"I'm so hungry, I could eat a horse." For most of us, this statement is just a figure of speech. But for others, it's a literal fact. Some people in parts of Europe, Asia and Mexico eat horse meat as part of their normal diet. In 2006, the US government banned the slaughter of horses in this country for human consumption. Since then, hundreds of thousands of American horses have been shipped to Mexico and Canada under inhumane conditions to be slaughtered for their meat. In 2010 alone, 138,000 horses were shipped out of the country for slaughter.
Meanwhile, many thousands of American horses were abandoned or neglected by owners who were unable to care for them, couldn't find anyone to buy them (or even take them for free in many cases) or could not afford to pay a veterinarian to euthanize them. Horses were set loose or left to starve by owners who felt they were out of options. In 2009, 1,588 horses were abandoned in Colorado alone. Clearly, our country has too many unwanted horses and too few people to care for them.
In November 2011 a new bill was passed into law that reinstated USDA inspections of horse meat for human consumption. Surprisingly, the law was approved by PETA, one of the staunchest advocates of animal rights. According to PETA, slaughtering horses here in the US under government supervision is preferable to sending them on arduous journeys outside the country to meet a potentially worse fate in unregulated facilities.
In an ideal world, we would not have to choose between the lesser of two evils. We would have unlimited resources to care for all of our horses until they die of natural causes or are humanely euthanized.

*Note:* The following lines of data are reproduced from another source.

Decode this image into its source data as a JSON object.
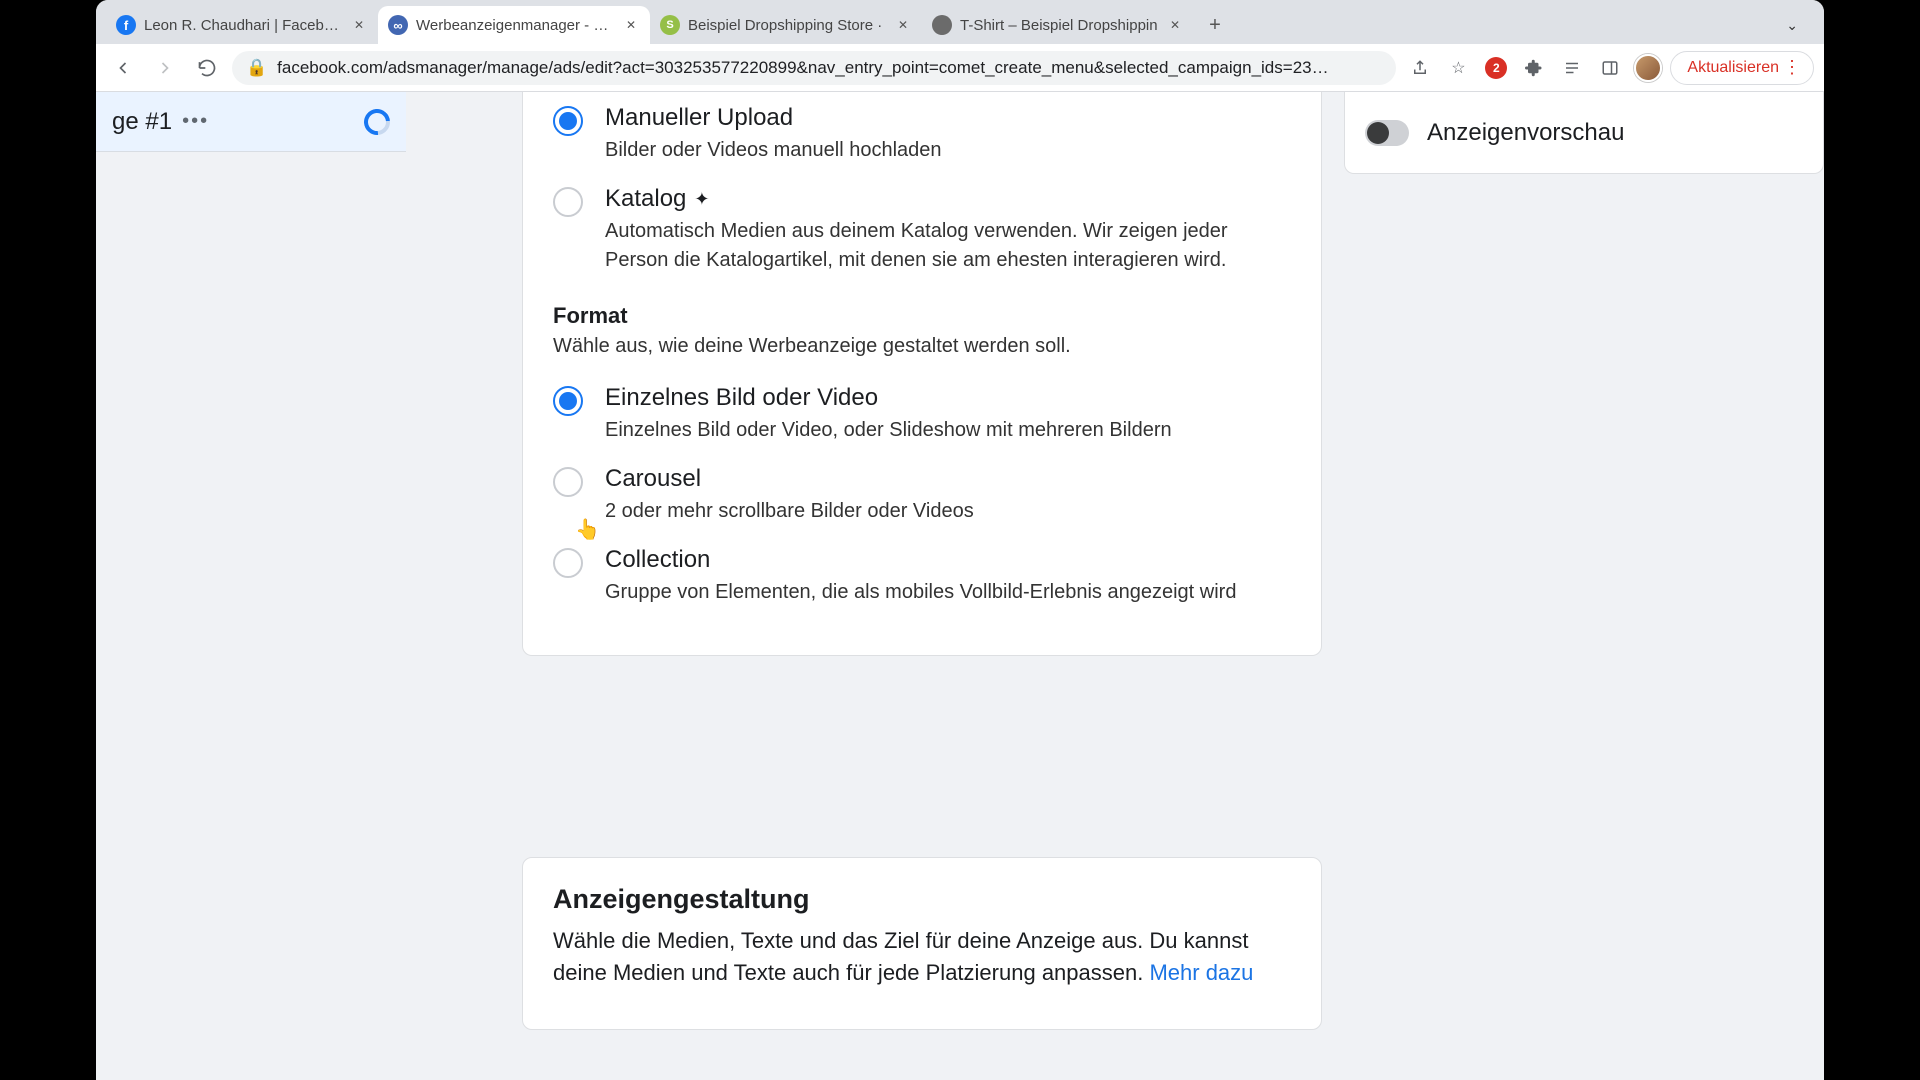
{
  "tabs": [
    {
      "label": "Leon R. Chaudhari | Facebook",
      "fav": "f"
    },
    {
      "label": "Werbeanzeigenmanager - Wer",
      "fav": "meta"
    },
    {
      "label": "Beispiel Dropshipping Store ·",
      "fav": "shop"
    },
    {
      "label": "T-Shirt – Beispiel Dropshippin",
      "fav": "grey"
    }
  ],
  "url": "facebook.com/adsmanager/manage/ads/edit?act=303253577220899&nav_entry_point=comet_create_menu&selected_campaign_ids=23…",
  "ext_badge": "2",
  "update_label": "Aktualisieren",
  "sidebar_item": "ge #1",
  "media_source": {
    "manual": {
      "title": "Manueller Upload",
      "desc": "Bilder oder Videos manuell hochladen"
    },
    "catalog": {
      "title": "Katalog",
      "desc": "Automatisch Medien aus deinem Katalog verwenden. Wir zeigen jeder Person die Katalogartikel, mit denen sie am ehesten interagieren wird."
    }
  },
  "format": {
    "heading": "Format",
    "desc": "Wähle aus, wie deine Werbeanzeige gestaltet werden soll.",
    "single": {
      "title": "Einzelnes Bild oder Video",
      "desc": "Einzelnes Bild oder Video, oder Slideshow mit mehreren Bildern"
    },
    "carousel": {
      "title": "Carousel",
      "desc": "2 oder mehr scrollbare Bilder oder Videos"
    },
    "collection": {
      "title": "Collection",
      "desc": "Gruppe von Elementen, die als mobiles Vollbild-Erlebnis angezeigt wird"
    }
  },
  "creative": {
    "heading": "Anzeigengestaltung",
    "desc": "Wähle die Medien, Texte und das Ziel für deine Anzeige aus. Du kannst deine Medien und Texte auch für jede Platzierung anpassen. ",
    "more": "Mehr dazu"
  },
  "preview_label": "Anzeigenvorschau"
}
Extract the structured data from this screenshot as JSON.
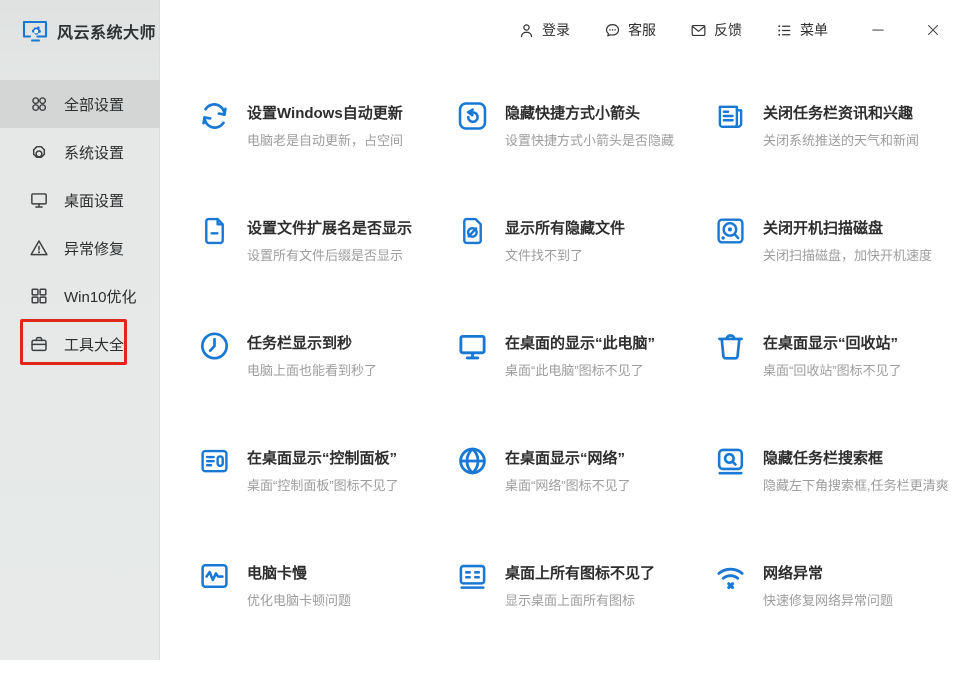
{
  "app": {
    "title": "风云系统大师",
    "logo_icon": "monitor-gear-logo"
  },
  "colors": {
    "accent_blue": "#1878d4",
    "annotation_red": "#e1261c",
    "sidebar_bg": "#e5e8e7",
    "sidebar_selected_bg": "#d3d6d5",
    "title_text": "#2d2d2d",
    "subtitle_text": "#9d9d9d"
  },
  "header": {
    "items": [
      {
        "name": "login",
        "icon": "person-icon",
        "label": "登录"
      },
      {
        "name": "customer-service",
        "icon": "chat-bubble-icon",
        "label": "客服"
      },
      {
        "name": "feedback",
        "icon": "envelope-icon",
        "label": "反馈"
      },
      {
        "name": "menu",
        "icon": "list-menu-icon",
        "label": "菜单"
      }
    ],
    "window_controls": [
      {
        "name": "minimize",
        "icon": "minimize-icon"
      },
      {
        "name": "close",
        "icon": "close-icon"
      }
    ]
  },
  "sidebar": {
    "items": [
      {
        "name": "all-settings",
        "icon": "apps-grid-icon",
        "label": "全部设置",
        "selected": true,
        "annotated": false
      },
      {
        "name": "system-settings",
        "icon": "gear-icon",
        "label": "系统设置",
        "selected": false,
        "annotated": false
      },
      {
        "name": "desktop-settings",
        "icon": "monitor-icon",
        "label": "桌面设置",
        "selected": false,
        "annotated": false
      },
      {
        "name": "error-repair",
        "icon": "warning-triangle-icon",
        "label": "异常修复",
        "selected": false,
        "annotated": false
      },
      {
        "name": "win10-optimize",
        "icon": "win-squares-icon",
        "label": "Win10优化",
        "selected": false,
        "annotated": false
      },
      {
        "name": "tools-collection",
        "icon": "toolbox-icon",
        "label": "工具大全",
        "selected": false,
        "annotated": true
      }
    ]
  },
  "grid": {
    "items": [
      {
        "name": "windows-auto-update",
        "icon": "sync-arrows-icon",
        "title": "设置Windows自动更新",
        "subtitle": "电脑老是自动更新，占空间"
      },
      {
        "name": "hide-shortcut-arrow",
        "icon": "shortcut-arrow-icon",
        "title": "隐藏快捷方式小箭头",
        "subtitle": "设置快捷方式小箭头是否隐藏"
      },
      {
        "name": "close-taskbar-news",
        "icon": "newspaper-icon",
        "title": "关闭任务栏资讯和兴趣",
        "subtitle": "关闭系统推送的天气和新闻"
      },
      {
        "name": "file-extension-display",
        "icon": "file-dash-icon",
        "title": "设置文件扩展名是否显示",
        "subtitle": "设置所有文件后缀是否显示"
      },
      {
        "name": "show-hidden-files",
        "icon": "hidden-file-icon",
        "title": "显示所有隐藏文件",
        "subtitle": "文件找不到了"
      },
      {
        "name": "disable-boot-disk-scan",
        "icon": "disk-scan-icon",
        "title": "关闭开机扫描磁盘",
        "subtitle": "关闭扫描磁盘，加快开机速度"
      },
      {
        "name": "taskbar-show-seconds",
        "icon": "clock-icon",
        "title": "任务栏显示到秒",
        "subtitle": "电脑上面也能看到秒了"
      },
      {
        "name": "show-this-pc",
        "icon": "computer-monitor-icon",
        "title": "在桌面的显示“此电脑”",
        "subtitle": "桌面“此电脑”图标不见了"
      },
      {
        "name": "show-recycle-bin",
        "icon": "trash-icon",
        "title": "在桌面显示“回收站”",
        "subtitle": "桌面“回收站”图标不见了"
      },
      {
        "name": "show-control-panel",
        "icon": "control-panel-icon",
        "title": "在桌面显示“控制面板”",
        "subtitle": "桌面“控制面板”图标不见了"
      },
      {
        "name": "show-network",
        "icon": "globe-icon",
        "title": "在桌面显示“网络”",
        "subtitle": "桌面“网络”图标不见了"
      },
      {
        "name": "hide-taskbar-search",
        "icon": "search-box-icon",
        "title": "隐藏任务栏搜索框",
        "subtitle": "隐藏左下角搜索框,任务栏更清爽"
      },
      {
        "name": "pc-slow",
        "icon": "pulse-monitor-icon",
        "title": "电脑卡慢",
        "subtitle": "优化电脑卡顿问题"
      },
      {
        "name": "desktop-icons-missing",
        "icon": "desktop-icons-icon",
        "title": "桌面上所有图标不见了",
        "subtitle": "显示桌面上面所有图标"
      },
      {
        "name": "network-error",
        "icon": "wifi-error-icon",
        "title": "网络异常",
        "subtitle": "快速修复网络异常问题"
      }
    ]
  }
}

Since that is not likely to happen, does anyone have ideas for a better solution to the problem of unwanted horses?
Image credit: Tobias Akerboom (at hutmeelz)